(Stored items)
---+---
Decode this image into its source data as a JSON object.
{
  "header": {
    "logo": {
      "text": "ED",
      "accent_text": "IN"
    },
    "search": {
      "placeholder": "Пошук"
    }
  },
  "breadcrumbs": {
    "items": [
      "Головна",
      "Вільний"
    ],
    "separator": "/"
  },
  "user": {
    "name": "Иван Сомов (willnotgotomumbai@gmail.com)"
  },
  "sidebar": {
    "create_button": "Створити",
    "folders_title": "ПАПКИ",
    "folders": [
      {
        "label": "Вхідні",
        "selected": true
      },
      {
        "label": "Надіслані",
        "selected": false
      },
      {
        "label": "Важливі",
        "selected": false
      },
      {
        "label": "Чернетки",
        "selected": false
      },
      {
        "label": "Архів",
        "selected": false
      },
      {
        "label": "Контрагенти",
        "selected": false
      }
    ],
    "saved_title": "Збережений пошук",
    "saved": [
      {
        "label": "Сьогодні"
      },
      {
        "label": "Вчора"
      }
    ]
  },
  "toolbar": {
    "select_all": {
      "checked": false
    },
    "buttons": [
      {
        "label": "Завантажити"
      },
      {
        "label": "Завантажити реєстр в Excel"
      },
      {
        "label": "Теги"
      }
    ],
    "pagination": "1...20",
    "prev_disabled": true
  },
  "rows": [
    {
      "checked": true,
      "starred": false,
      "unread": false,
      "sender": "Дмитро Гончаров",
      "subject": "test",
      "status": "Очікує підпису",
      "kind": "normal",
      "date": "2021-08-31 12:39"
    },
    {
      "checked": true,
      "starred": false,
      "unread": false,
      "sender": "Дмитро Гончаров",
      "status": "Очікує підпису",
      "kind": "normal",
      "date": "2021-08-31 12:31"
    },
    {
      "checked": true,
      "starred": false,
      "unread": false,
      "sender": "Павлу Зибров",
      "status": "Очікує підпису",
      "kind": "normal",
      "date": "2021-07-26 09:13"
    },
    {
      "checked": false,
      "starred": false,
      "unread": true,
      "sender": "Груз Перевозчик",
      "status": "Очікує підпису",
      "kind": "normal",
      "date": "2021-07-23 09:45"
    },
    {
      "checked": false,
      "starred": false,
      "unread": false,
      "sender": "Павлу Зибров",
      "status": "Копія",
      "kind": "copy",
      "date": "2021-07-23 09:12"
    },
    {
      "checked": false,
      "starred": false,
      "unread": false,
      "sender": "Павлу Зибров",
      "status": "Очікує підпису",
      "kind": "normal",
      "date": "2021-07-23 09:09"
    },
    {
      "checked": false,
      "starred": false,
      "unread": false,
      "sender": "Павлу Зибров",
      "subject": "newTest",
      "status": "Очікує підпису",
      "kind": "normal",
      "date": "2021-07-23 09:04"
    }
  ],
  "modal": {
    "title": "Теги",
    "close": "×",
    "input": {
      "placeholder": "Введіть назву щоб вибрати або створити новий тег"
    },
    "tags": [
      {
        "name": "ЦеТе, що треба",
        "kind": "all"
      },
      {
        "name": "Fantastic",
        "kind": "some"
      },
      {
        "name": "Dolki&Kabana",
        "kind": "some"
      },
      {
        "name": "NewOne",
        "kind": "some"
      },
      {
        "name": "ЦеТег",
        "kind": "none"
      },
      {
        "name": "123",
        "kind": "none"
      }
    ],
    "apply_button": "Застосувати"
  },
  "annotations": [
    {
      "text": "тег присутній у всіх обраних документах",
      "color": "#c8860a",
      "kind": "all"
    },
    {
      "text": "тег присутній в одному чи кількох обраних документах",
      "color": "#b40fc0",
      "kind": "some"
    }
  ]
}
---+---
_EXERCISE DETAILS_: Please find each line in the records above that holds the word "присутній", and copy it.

_PROBLEM SOLUTION_:
      "text": "тег присутній у всіх обраних документах",
      "text": "тег присутній в одному чи кількох обраних документах",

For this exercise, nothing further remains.